■ **Work request**
Copy every entry word for word. Skip the pictures.

※

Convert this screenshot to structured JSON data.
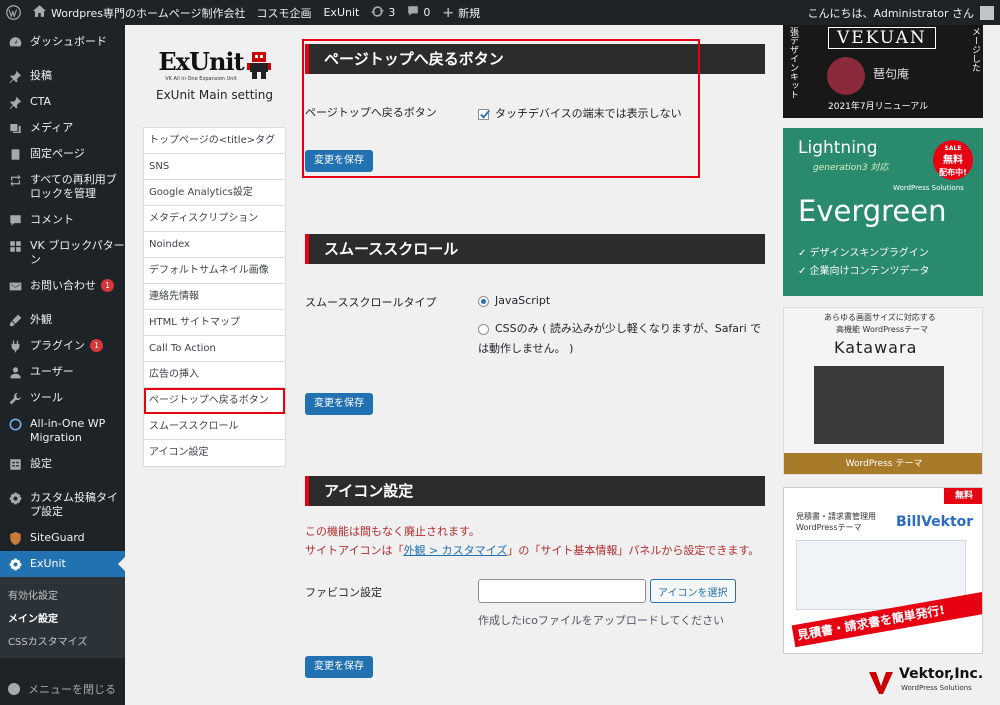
{
  "adminbar": {
    "site_title": "Wordpres専門のホームページ制作会社　コスモ企画",
    "exunit": "ExUnit",
    "updates": "3",
    "comments": "0",
    "new": "新規",
    "greeting": "こんにちは、Administrator さん"
  },
  "sidebar": {
    "items": [
      {
        "label": "ダッシュボード",
        "icon": "dashboard-icon"
      },
      {
        "label": "投稿",
        "icon": "pin-icon"
      },
      {
        "label": "CTA",
        "icon": "pin-icon"
      },
      {
        "label": "メディア",
        "icon": "media-icon"
      },
      {
        "label": "固定ページ",
        "icon": "page-icon"
      },
      {
        "label": "すべての再利用ブロックを管理",
        "icon": "reuse-icon"
      },
      {
        "label": "コメント",
        "icon": "comment-icon"
      },
      {
        "label": "VK ブロックパターン",
        "icon": "grid-icon"
      },
      {
        "label": "お問い合わせ",
        "icon": "mail-icon",
        "badge": "1"
      },
      {
        "label": "外観",
        "icon": "brush-icon"
      },
      {
        "label": "プラグイン",
        "icon": "plugin-icon",
        "badge": "1"
      },
      {
        "label": "ユーザー",
        "icon": "user-icon"
      },
      {
        "label": "ツール",
        "icon": "wrench-icon"
      },
      {
        "label": "All-in-One WP Migration",
        "icon": "migration-icon"
      },
      {
        "label": "設定",
        "icon": "settings-icon"
      },
      {
        "label": "カスタム投稿タイプ設定",
        "icon": "gear-icon"
      },
      {
        "label": "SiteGuard",
        "icon": "siteguard-icon"
      },
      {
        "label": "ExUnit",
        "icon": "gear-icon"
      }
    ],
    "submenu": [
      "有効化設定",
      "メイン設定",
      "CSSカスタマイズ"
    ],
    "collapse": "メニューを閉じる"
  },
  "settings_nav": {
    "logo_text": "ExUnit",
    "logo_sub": "VK All in One Expansion Unit",
    "title": "ExUnit Main setting",
    "items": [
      "トップページの<title>タグ",
      "SNS",
      "Google Analytics設定",
      "メタディスクリプション",
      "Noindex",
      "デフォルトサムネイル画像",
      "連絡先情報",
      "HTML サイトマップ",
      "Call To Action",
      "広告の挿入",
      "ページトップへ戻るボタン",
      "スムーススクロール",
      "アイコン設定"
    ]
  },
  "pagetop": {
    "heading": "ページトップへ戻るボタン",
    "label": "ページトップへ戻るボタン",
    "checkbox_label": "タッチデバイスの端末では表示しない",
    "checked": true,
    "save": "変更を保存"
  },
  "smooth": {
    "heading": "スムーススクロール",
    "label": "スムーススクロールタイプ",
    "opt1": "JavaScript",
    "opt2_line1": "CSSのみ ( 読み込みが少し軽くなりますが、Safari で",
    "opt2_line2": "は動作しません。 )",
    "selected": "JavaScript",
    "save": "変更を保存"
  },
  "icon": {
    "heading": "アイコン設定",
    "notice1": "この機能は間もなく廃止されます。",
    "notice2_pre": "サイトアイコンは「",
    "notice2_link": "外観 > カスタマイズ",
    "notice2_post": "」の「サイト基本情報」パネルから設定できます。",
    "favicon_label": "ファビコン設定",
    "favicon_value": "",
    "select_btn": "アイコンを選択",
    "help": "作成したicoファイルをアップロードしてください",
    "save": "変更を保存"
  },
  "ads": {
    "vekuan_title": "VEKUAN",
    "vekuan_left": "張デザインキット",
    "vekuan_right": "メージした",
    "vekuan_date": "2021年7月リニューアル",
    "lightning": "Lightning",
    "generation": "generation3 対応",
    "evergreen": "Evergreen",
    "wp_solutions": "WordPress Solutions",
    "sale_badge": "SALE",
    "sale_line1": "無料",
    "sale_line2": "配布中!",
    "ev_bullet1": "✓ デザインスキンプラグイン",
    "ev_bullet2": "✓ 企業向けコンテンツデータ",
    "katawara_line1": "あらゆる画面サイズに対応する",
    "katawara_line2": "高機能 WordPressテーマ",
    "katawara": "Katawara",
    "katawara_footer": "WordPress テーマ",
    "bill_line1": "見積書・請求書管理用",
    "bill_line2": "WordPressテーマ",
    "billvektor": "BillVektor",
    "bill_free": "無料",
    "bill_banner": "見積書・請求書を簡単発行!",
    "vektor": "Vektor,Inc.",
    "vektor_sub": "WordPress Solutions"
  }
}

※

■ **Task response**
Convert this screenshot to structured JSON data.
{
  "adminbar": {
    "site_title": "Wordpres専門のホームページ制作会社　コスモ企画",
    "exunit": "ExUnit",
    "updates": "3",
    "comments": "0",
    "new": "新規",
    "greeting": "こんにちは、Administrator さん"
  },
  "sidebar": {
    "items": [
      {
        "label": "ダッシュボード",
        "icon": "dashboard-icon"
      },
      {
        "label": "投稿",
        "icon": "pin-icon"
      },
      {
        "label": "CTA",
        "icon": "pin-icon"
      },
      {
        "label": "メディア",
        "icon": "media-icon"
      },
      {
        "label": "固定ページ",
        "icon": "page-icon"
      },
      {
        "label": "すべての再利用ブロックを管理",
        "icon": "reuse-icon"
      },
      {
        "label": "コメント",
        "icon": "comment-icon"
      },
      {
        "label": "VK ブロックパターン",
        "icon": "grid-icon"
      },
      {
        "label": "お問い合わせ",
        "icon": "mail-icon",
        "badge": "1"
      },
      {
        "label": "外観",
        "icon": "brush-icon"
      },
      {
        "label": "プラグイン",
        "icon": "plugin-icon",
        "badge": "1"
      },
      {
        "label": "ユーザー",
        "icon": "user-icon"
      },
      {
        "label": "ツール",
        "icon": "wrench-icon"
      },
      {
        "label": "All-in-One WP Migration",
        "icon": "migration-icon"
      },
      {
        "label": "設定",
        "icon": "settings-icon"
      },
      {
        "label": "カスタム投稿タイプ設定",
        "icon": "gear-icon"
      },
      {
        "label": "SiteGuard",
        "icon": "siteguard-icon"
      },
      {
        "label": "ExUnit",
        "icon": "gear-icon"
      }
    ],
    "submenu": [
      "有効化設定",
      "メイン設定",
      "CSSカスタマイズ"
    ],
    "collapse": "メニューを閉じる"
  },
  "settings_nav": {
    "logo_text": "ExUnit",
    "logo_sub": "VK All in One Expansion Unit",
    "title": "ExUnit Main setting",
    "items": [
      "トップページの<title>タグ",
      "SNS",
      "Google Analytics設定",
      "メタディスクリプション",
      "Noindex",
      "デフォルトサムネイル画像",
      "連絡先情報",
      "HTML サイトマップ",
      "Call To Action",
      "広告の挿入",
      "ページトップへ戻るボタン",
      "スムーススクロール",
      "アイコン設定"
    ]
  },
  "pagetop": {
    "heading": "ページトップへ戻るボタン",
    "label": "ページトップへ戻るボタン",
    "checkbox_label": "タッチデバイスの端末では表示しない",
    "checked": true,
    "save": "変更を保存"
  },
  "smooth": {
    "heading": "スムーススクロール",
    "label": "スムーススクロールタイプ",
    "opt1": "JavaScript",
    "opt2_line1": "CSSのみ ( 読み込みが少し軽くなりますが、Safari で",
    "opt2_line2": "は動作しません。 )",
    "selected": "JavaScript",
    "save": "変更を保存"
  },
  "icon": {
    "heading": "アイコン設定",
    "notice1": "この機能は間もなく廃止されます。",
    "notice2_pre": "サイトアイコンは「",
    "notice2_link": "外観 > カスタマイズ",
    "notice2_post": "」の「サイト基本情報」パネルから設定できます。",
    "favicon_label": "ファビコン設定",
    "favicon_value": "",
    "select_btn": "アイコンを選択",
    "help": "作成したicoファイルをアップロードしてください",
    "save": "変更を保存"
  },
  "ads": {
    "vekuan_title": "VEKUAN",
    "vekuan_left": "張デザインキット",
    "vekuan_right": "メージした",
    "vekuan_date": "2021年7月リニューアル",
    "lightning": "Lightning",
    "generation": "generation3 対応",
    "evergreen": "Evergreen",
    "wp_solutions": "WordPress Solutions",
    "sale_badge": "SALE",
    "sale_line1": "無料",
    "sale_line2": "配布中!",
    "ev_bullet1": "✓ デザインスキンプラグイン",
    "ev_bullet2": "✓ 企業向けコンテンツデータ",
    "katawara_line1": "あらゆる画面サイズに対応する",
    "katawara_line2": "高機能 WordPressテーマ",
    "katawara": "Katawara",
    "katawara_footer": "WordPress テーマ",
    "bill_line1": "見積書・請求書管理用",
    "bill_line2": "WordPressテーマ",
    "billvektor": "BillVektor",
    "bill_free": "無料",
    "bill_banner": "見積書・請求書を簡単発行!",
    "vektor": "Vektor,Inc.",
    "vektor_sub": "WordPress Solutions"
  }
}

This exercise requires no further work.